“I do know that this is necessarily correct so we will just have to see what will happen,” he said, adding that the targetted board members, Zimbabwean old mining hands – Herbert Mashanyare, Mwana veteran Ngoni Kudenga  and South Africans Stuart Morris, who is the current interim non-executive chairman and Johan Botha were representative of the company’s requirements.

“Our operations are based primarily in Zimbabwe, and all of our projects, certainly our most important projects are based in Zimbabwe. The biggest financial challenges and the biggest financial opportunities are in Zimbabwe so we believe that strong track record and expertise in the Zimbabwean business environment is probably one of the most important things we need,” said Mpinga.
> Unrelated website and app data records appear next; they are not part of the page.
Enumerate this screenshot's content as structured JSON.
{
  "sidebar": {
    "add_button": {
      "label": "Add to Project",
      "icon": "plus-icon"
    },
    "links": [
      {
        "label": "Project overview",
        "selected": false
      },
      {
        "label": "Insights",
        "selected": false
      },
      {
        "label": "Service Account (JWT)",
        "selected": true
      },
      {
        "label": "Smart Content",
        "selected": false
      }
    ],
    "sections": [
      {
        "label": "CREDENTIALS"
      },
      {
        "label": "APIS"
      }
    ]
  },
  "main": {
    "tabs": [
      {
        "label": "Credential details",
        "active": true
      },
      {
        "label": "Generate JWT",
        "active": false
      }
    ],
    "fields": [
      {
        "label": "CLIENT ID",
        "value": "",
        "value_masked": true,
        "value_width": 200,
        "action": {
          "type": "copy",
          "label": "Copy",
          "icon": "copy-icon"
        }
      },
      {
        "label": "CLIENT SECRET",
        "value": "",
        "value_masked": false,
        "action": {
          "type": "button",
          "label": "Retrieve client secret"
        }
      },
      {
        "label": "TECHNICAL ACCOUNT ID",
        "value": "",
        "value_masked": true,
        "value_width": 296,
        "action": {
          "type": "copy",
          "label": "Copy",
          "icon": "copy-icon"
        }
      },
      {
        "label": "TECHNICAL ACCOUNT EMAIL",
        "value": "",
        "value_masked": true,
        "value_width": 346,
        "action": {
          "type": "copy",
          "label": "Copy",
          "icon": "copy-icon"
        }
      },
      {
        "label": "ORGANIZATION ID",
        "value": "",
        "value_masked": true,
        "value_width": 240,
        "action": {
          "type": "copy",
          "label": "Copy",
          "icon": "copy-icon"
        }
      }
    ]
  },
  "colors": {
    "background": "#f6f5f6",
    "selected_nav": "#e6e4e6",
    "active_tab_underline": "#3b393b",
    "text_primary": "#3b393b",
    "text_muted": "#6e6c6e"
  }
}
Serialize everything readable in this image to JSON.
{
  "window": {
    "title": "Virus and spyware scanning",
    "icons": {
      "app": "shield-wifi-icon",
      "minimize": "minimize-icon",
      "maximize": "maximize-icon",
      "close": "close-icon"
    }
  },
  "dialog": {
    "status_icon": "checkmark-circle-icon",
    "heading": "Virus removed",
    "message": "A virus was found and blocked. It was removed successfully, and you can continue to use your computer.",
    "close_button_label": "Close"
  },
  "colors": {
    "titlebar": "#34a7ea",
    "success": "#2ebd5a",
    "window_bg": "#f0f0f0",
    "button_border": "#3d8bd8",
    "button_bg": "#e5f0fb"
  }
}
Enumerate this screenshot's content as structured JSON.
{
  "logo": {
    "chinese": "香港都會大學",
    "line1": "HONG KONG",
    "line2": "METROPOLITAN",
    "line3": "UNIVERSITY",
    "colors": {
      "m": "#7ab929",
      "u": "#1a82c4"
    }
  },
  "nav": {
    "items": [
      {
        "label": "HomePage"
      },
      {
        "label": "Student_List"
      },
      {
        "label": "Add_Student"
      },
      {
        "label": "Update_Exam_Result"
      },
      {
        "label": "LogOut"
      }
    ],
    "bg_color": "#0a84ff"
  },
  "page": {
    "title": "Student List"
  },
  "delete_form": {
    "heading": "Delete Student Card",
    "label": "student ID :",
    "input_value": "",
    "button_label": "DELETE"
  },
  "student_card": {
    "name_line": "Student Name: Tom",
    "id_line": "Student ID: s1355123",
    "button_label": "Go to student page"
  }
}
“This current board played a very critical role in assisting me and the management team in securing government approval to get the ($20 million BNC) bond in place. Secondly all of our challenges are around technical issues: we mines to develop in DRC and a mine to restart in South Africa and we need a board that is made up of people who have hands on technical expertise , people who have built things. In that regard I think the existing board in better balanced and reflects more strongly the requirements of the company.”

He said the support of the requisition by former chairmen Mark Wellesley-Wood, Oliver Baring (who was succeeded by Wellesley-Wood ) was notable as they had been unanimously been removed by the board. Another requisition supporter, former finance director Donald McAlister left the company following a decision to downsize the corporate office and keep the operation under management closer to the mine.

“Since their departure, our corporate costs have almost halved,” noted Mpinga.

In the half-year December, the company recorded a 30 percent  growth in revenue to $84 million and  32 percent growth in Earnings Before Interest, Taxes, Depreciation and Amortization (Ebidta) to $17 million.

“This has got to be the best half-year in the history of the company, so the operations are starting to deliver and the company is on a solid footing,” said Mpinga.

Morrisand Botha have indicated that they will quit before the EGM, leaving Zimbabweans Mashanyare and Mwana veteran Ngoni Kudenga in the line of fire, but Mpinga said the company had a succession plan in place.

Going forward, Mpinga said he was confident of a resolution with CIMGC and Ning before the court stipulated deadline.

“First and foremost we have to restore stability and harmony in our board,” he said.

“It’s  very important that we maintain continuity, that we preserve the current memory that exists in the board and removing all the directors will destroy that. Not to mention that we are in the middle of our audit process and we are expecting to release our audited full-year accounts in the beginning of July so the requisition is an unnecessary distraction.”